- Data records
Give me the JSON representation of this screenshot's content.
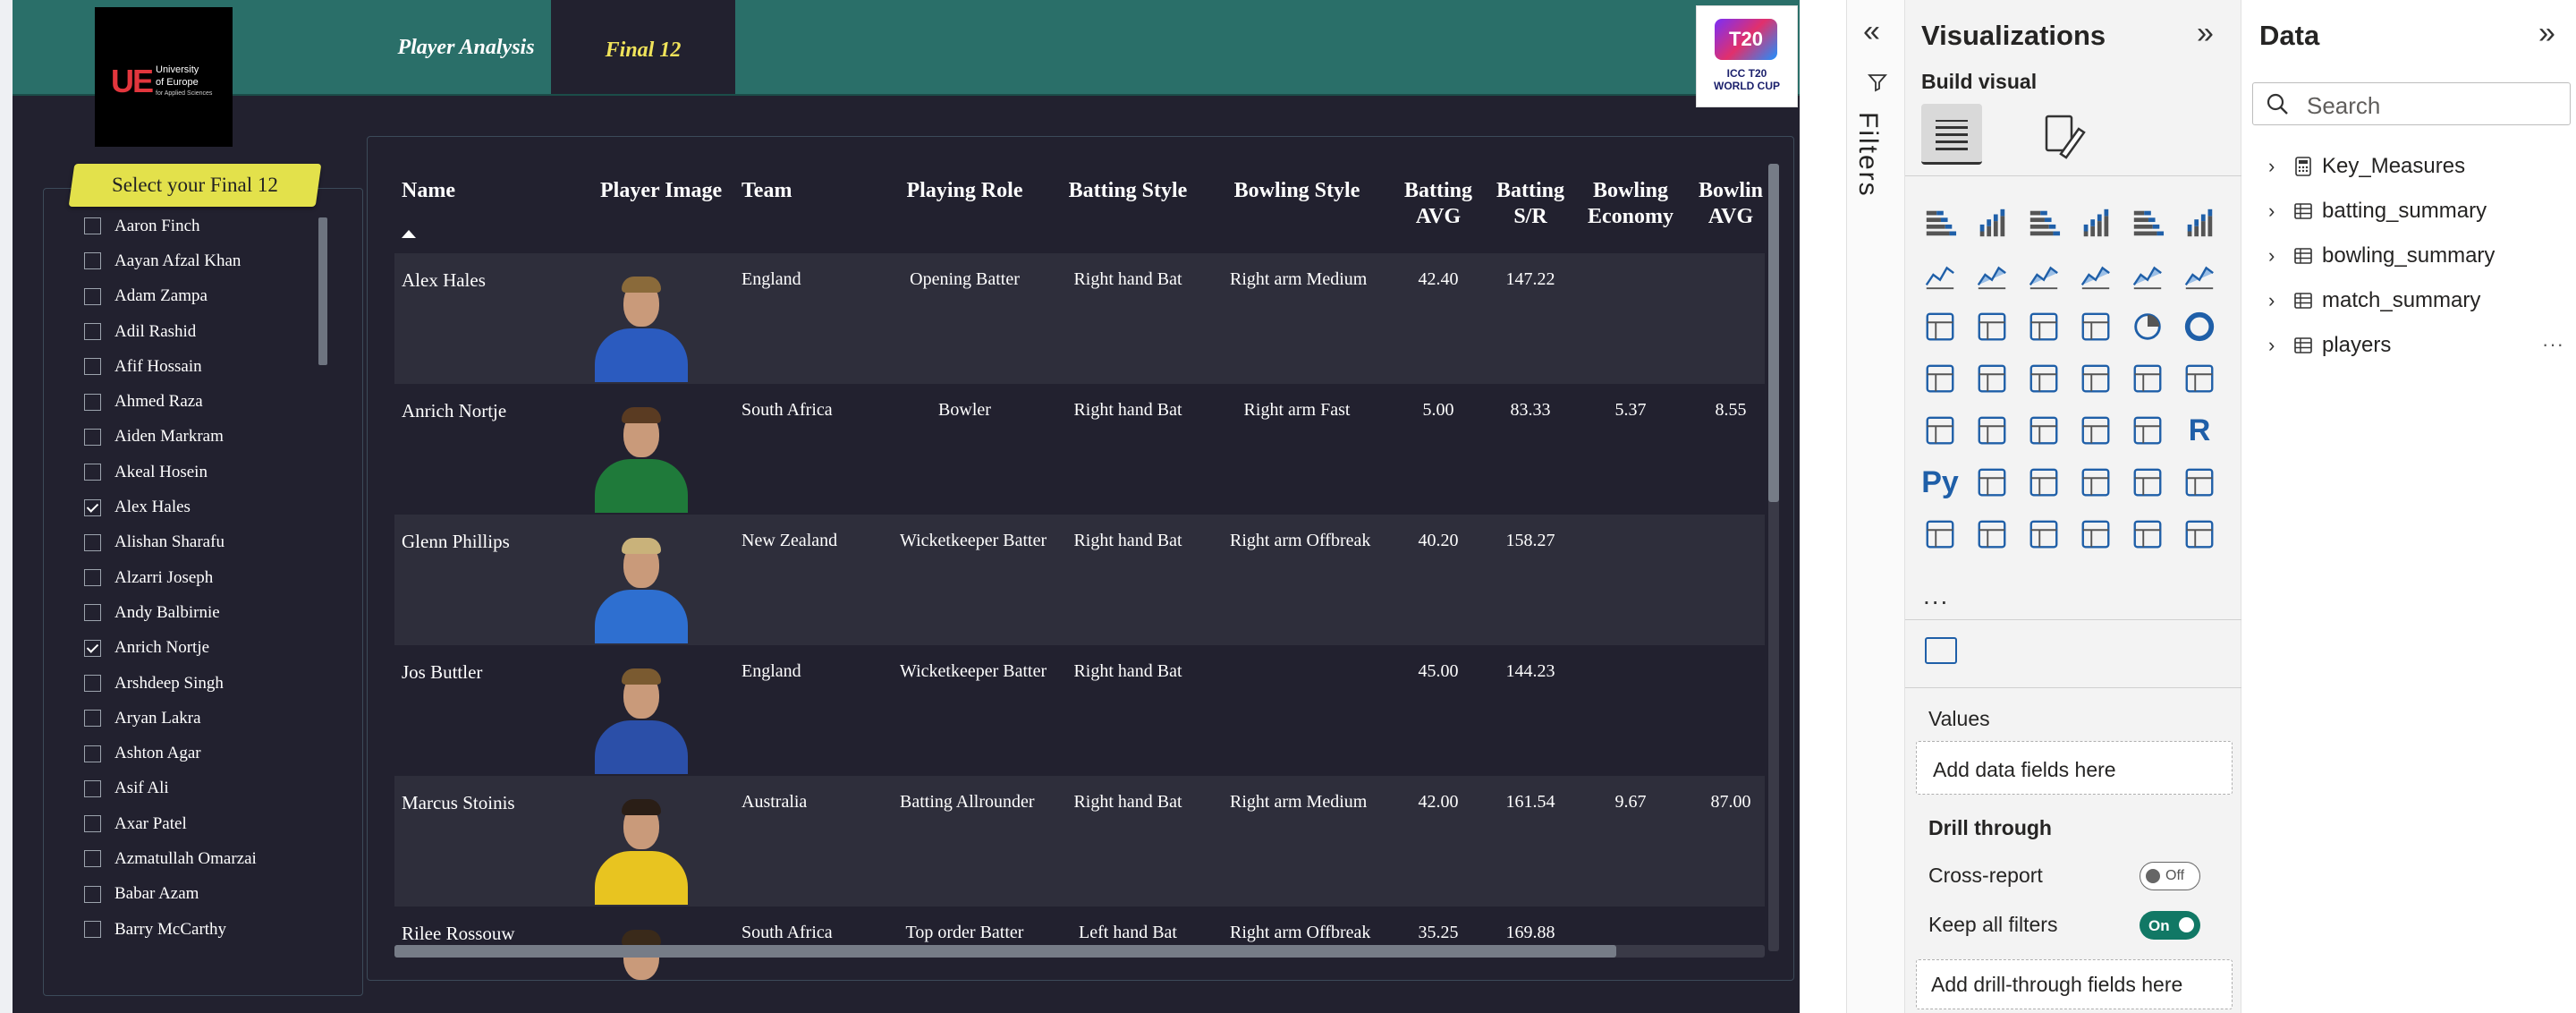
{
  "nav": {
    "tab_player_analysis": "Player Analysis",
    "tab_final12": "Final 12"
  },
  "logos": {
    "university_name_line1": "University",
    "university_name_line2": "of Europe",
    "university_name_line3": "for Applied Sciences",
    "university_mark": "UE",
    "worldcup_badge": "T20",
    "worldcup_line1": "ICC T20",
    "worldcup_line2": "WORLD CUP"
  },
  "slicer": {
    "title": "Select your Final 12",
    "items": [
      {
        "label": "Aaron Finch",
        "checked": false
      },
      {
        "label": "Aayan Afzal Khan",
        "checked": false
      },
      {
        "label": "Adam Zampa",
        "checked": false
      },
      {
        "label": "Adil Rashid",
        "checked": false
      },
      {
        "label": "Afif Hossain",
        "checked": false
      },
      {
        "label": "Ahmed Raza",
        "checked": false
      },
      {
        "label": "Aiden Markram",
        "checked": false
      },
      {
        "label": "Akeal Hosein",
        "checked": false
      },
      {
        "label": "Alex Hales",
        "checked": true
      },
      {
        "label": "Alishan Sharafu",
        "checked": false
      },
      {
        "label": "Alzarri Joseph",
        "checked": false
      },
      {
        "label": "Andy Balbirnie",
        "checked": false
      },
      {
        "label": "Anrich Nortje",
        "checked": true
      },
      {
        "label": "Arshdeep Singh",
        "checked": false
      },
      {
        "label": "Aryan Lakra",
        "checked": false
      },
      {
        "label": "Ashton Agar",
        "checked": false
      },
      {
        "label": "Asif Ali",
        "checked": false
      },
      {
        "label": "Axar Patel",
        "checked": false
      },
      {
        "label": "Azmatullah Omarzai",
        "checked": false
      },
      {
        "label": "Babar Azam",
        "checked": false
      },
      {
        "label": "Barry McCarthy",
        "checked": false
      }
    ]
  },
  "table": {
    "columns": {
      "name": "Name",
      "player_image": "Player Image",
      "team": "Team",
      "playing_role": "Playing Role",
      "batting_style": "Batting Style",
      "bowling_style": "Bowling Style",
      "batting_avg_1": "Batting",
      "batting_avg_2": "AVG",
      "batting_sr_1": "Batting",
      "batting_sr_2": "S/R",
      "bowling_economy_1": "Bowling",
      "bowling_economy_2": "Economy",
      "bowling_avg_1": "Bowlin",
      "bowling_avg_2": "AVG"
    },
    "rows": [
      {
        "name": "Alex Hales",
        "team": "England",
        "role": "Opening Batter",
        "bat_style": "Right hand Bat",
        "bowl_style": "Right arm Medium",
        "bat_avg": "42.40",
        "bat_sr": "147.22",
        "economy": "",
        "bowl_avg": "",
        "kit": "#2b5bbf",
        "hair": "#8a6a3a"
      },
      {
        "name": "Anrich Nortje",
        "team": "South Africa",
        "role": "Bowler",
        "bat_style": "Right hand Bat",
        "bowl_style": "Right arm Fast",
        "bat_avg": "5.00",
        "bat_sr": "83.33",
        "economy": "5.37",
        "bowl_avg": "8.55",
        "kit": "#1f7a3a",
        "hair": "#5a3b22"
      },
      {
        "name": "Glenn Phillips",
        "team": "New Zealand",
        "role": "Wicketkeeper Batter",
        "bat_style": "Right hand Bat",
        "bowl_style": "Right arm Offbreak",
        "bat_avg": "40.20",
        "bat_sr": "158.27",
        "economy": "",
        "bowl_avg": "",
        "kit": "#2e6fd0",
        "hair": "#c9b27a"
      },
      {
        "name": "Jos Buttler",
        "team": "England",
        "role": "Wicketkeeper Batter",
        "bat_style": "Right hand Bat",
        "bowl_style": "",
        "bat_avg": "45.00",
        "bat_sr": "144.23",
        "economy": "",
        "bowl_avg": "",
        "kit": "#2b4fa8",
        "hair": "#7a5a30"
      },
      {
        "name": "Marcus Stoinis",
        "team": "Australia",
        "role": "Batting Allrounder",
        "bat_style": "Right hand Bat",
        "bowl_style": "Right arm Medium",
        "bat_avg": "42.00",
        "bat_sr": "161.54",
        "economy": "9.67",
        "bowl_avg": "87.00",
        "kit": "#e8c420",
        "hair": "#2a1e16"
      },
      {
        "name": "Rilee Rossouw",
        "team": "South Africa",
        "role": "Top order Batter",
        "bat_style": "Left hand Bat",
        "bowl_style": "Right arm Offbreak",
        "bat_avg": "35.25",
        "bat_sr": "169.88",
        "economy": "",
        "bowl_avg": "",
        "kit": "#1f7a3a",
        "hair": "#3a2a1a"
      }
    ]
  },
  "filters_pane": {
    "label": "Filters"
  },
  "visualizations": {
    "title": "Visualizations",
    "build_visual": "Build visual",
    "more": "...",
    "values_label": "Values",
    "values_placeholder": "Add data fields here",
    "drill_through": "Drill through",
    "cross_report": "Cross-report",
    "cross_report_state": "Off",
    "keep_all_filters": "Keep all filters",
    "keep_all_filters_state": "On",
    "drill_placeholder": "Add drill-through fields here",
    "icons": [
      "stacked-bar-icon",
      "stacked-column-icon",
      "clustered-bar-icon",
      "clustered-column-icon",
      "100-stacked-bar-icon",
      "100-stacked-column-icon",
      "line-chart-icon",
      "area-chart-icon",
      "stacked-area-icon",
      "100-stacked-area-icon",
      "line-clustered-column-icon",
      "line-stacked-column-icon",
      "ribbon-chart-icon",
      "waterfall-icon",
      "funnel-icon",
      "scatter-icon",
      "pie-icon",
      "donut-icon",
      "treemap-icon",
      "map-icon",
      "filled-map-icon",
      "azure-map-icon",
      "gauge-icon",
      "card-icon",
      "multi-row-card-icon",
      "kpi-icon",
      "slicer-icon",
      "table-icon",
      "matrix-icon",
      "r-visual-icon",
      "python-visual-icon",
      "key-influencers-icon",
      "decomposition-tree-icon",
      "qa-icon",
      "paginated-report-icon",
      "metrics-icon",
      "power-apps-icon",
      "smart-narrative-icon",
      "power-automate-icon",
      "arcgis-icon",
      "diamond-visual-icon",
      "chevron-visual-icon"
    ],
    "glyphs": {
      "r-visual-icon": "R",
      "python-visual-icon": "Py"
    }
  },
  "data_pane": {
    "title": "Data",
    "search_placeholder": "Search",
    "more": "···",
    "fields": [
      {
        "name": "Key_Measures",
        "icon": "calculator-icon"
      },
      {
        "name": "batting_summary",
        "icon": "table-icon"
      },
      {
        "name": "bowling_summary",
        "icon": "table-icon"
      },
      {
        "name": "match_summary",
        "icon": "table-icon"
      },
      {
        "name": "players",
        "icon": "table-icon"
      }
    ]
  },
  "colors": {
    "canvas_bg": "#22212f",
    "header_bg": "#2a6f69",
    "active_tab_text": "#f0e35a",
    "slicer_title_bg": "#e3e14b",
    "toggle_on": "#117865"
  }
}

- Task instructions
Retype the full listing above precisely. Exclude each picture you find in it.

- Answer box
Give me the JSON representation of this screenshot's content.
{
  "nav": {
    "tab_player_analysis": "Player Analysis",
    "tab_final12": "Final 12"
  },
  "logos": {
    "university_name_line1": "University",
    "university_name_line2": "of Europe",
    "university_name_line3": "for Applied Sciences",
    "university_mark": "UE",
    "worldcup_badge": "T20",
    "worldcup_line1": "ICC T20",
    "worldcup_line2": "WORLD CUP"
  },
  "slicer": {
    "title": "Select your Final 12",
    "items": [
      {
        "label": "Aaron Finch",
        "checked": false
      },
      {
        "label": "Aayan Afzal Khan",
        "checked": false
      },
      {
        "label": "Adam Zampa",
        "checked": false
      },
      {
        "label": "Adil Rashid",
        "checked": false
      },
      {
        "label": "Afif Hossain",
        "checked": false
      },
      {
        "label": "Ahmed Raza",
        "checked": false
      },
      {
        "label": "Aiden Markram",
        "checked": false
      },
      {
        "label": "Akeal Hosein",
        "checked": false
      },
      {
        "label": "Alex Hales",
        "checked": true
      },
      {
        "label": "Alishan Sharafu",
        "checked": false
      },
      {
        "label": "Alzarri Joseph",
        "checked": false
      },
      {
        "label": "Andy Balbirnie",
        "checked": false
      },
      {
        "label": "Anrich Nortje",
        "checked": true
      },
      {
        "label": "Arshdeep Singh",
        "checked": false
      },
      {
        "label": "Aryan Lakra",
        "checked": false
      },
      {
        "label": "Ashton Agar",
        "checked": false
      },
      {
        "label": "Asif Ali",
        "checked": false
      },
      {
        "label": "Axar Patel",
        "checked": false
      },
      {
        "label": "Azmatullah Omarzai",
        "checked": false
      },
      {
        "label": "Babar Azam",
        "checked": false
      },
      {
        "label": "Barry McCarthy",
        "checked": false
      }
    ]
  },
  "table": {
    "columns": {
      "name": "Name",
      "player_image": "Player Image",
      "team": "Team",
      "playing_role": "Playing Role",
      "batting_style": "Batting Style",
      "bowling_style": "Bowling Style",
      "batting_avg_1": "Batting",
      "batting_avg_2": "AVG",
      "batting_sr_1": "Batting",
      "batting_sr_2": "S/R",
      "bowling_economy_1": "Bowling",
      "bowling_economy_2": "Economy",
      "bowling_avg_1": "Bowlin",
      "bowling_avg_2": "AVG"
    },
    "rows": [
      {
        "name": "Alex Hales",
        "team": "England",
        "role": "Opening Batter",
        "bat_style": "Right hand Bat",
        "bowl_style": "Right arm Medium",
        "bat_avg": "42.40",
        "bat_sr": "147.22",
        "economy": "",
        "bowl_avg": "",
        "kit": "#2b5bbf",
        "hair": "#8a6a3a"
      },
      {
        "name": "Anrich Nortje",
        "team": "South Africa",
        "role": "Bowler",
        "bat_style": "Right hand Bat",
        "bowl_style": "Right arm Fast",
        "bat_avg": "5.00",
        "bat_sr": "83.33",
        "economy": "5.37",
        "bowl_avg": "8.55",
        "kit": "#1f7a3a",
        "hair": "#5a3b22"
      },
      {
        "name": "Glenn Phillips",
        "team": "New Zealand",
        "role": "Wicketkeeper Batter",
        "bat_style": "Right hand Bat",
        "bowl_style": "Right arm Offbreak",
        "bat_avg": "40.20",
        "bat_sr": "158.27",
        "economy": "",
        "bowl_avg": "",
        "kit": "#2e6fd0",
        "hair": "#c9b27a"
      },
      {
        "name": "Jos Buttler",
        "team": "England",
        "role": "Wicketkeeper Batter",
        "bat_style": "Right hand Bat",
        "bowl_style": "",
        "bat_avg": "45.00",
        "bat_sr": "144.23",
        "economy": "",
        "bowl_avg": "",
        "kit": "#2b4fa8",
        "hair": "#7a5a30"
      },
      {
        "name": "Marcus Stoinis",
        "team": "Australia",
        "role": "Batting Allrounder",
        "bat_style": "Right hand Bat",
        "bowl_style": "Right arm Medium",
        "bat_avg": "42.00",
        "bat_sr": "161.54",
        "economy": "9.67",
        "bowl_avg": "87.00",
        "kit": "#e8c420",
        "hair": "#2a1e16"
      },
      {
        "name": "Rilee Rossouw",
        "team": "South Africa",
        "role": "Top order Batter",
        "bat_style": "Left hand Bat",
        "bowl_style": "Right arm Offbreak",
        "bat_avg": "35.25",
        "bat_sr": "169.88",
        "economy": "",
        "bowl_avg": "",
        "kit": "#1f7a3a",
        "hair": "#3a2a1a"
      }
    ]
  },
  "filters_pane": {
    "label": "Filters"
  },
  "visualizations": {
    "title": "Visualizations",
    "build_visual": "Build visual",
    "more": "...",
    "values_label": "Values",
    "values_placeholder": "Add data fields here",
    "drill_through": "Drill through",
    "cross_report": "Cross-report",
    "cross_report_state": "Off",
    "keep_all_filters": "Keep all filters",
    "keep_all_filters_state": "On",
    "drill_placeholder": "Add drill-through fields here",
    "icons": [
      "stacked-bar-icon",
      "stacked-column-icon",
      "clustered-bar-icon",
      "clustered-column-icon",
      "100-stacked-bar-icon",
      "100-stacked-column-icon",
      "line-chart-icon",
      "area-chart-icon",
      "stacked-area-icon",
      "100-stacked-area-icon",
      "line-clustered-column-icon",
      "line-stacked-column-icon",
      "ribbon-chart-icon",
      "waterfall-icon",
      "funnel-icon",
      "scatter-icon",
      "pie-icon",
      "donut-icon",
      "treemap-icon",
      "map-icon",
      "filled-map-icon",
      "azure-map-icon",
      "gauge-icon",
      "card-icon",
      "multi-row-card-icon",
      "kpi-icon",
      "slicer-icon",
      "table-icon",
      "matrix-icon",
      "r-visual-icon",
      "python-visual-icon",
      "key-influencers-icon",
      "decomposition-tree-icon",
      "qa-icon",
      "paginated-report-icon",
      "metrics-icon",
      "power-apps-icon",
      "smart-narrative-icon",
      "power-automate-icon",
      "arcgis-icon",
      "diamond-visual-icon",
      "chevron-visual-icon"
    ],
    "glyphs": {
      "r-visual-icon": "R",
      "python-visual-icon": "Py"
    }
  },
  "data_pane": {
    "title": "Data",
    "search_placeholder": "Search",
    "more": "···",
    "fields": [
      {
        "name": "Key_Measures",
        "icon": "calculator-icon"
      },
      {
        "name": "batting_summary",
        "icon": "table-icon"
      },
      {
        "name": "bowling_summary",
        "icon": "table-icon"
      },
      {
        "name": "match_summary",
        "icon": "table-icon"
      },
      {
        "name": "players",
        "icon": "table-icon"
      }
    ]
  },
  "colors": {
    "canvas_bg": "#22212f",
    "header_bg": "#2a6f69",
    "active_tab_text": "#f0e35a",
    "slicer_title_bg": "#e3e14b",
    "toggle_on": "#117865"
  }
}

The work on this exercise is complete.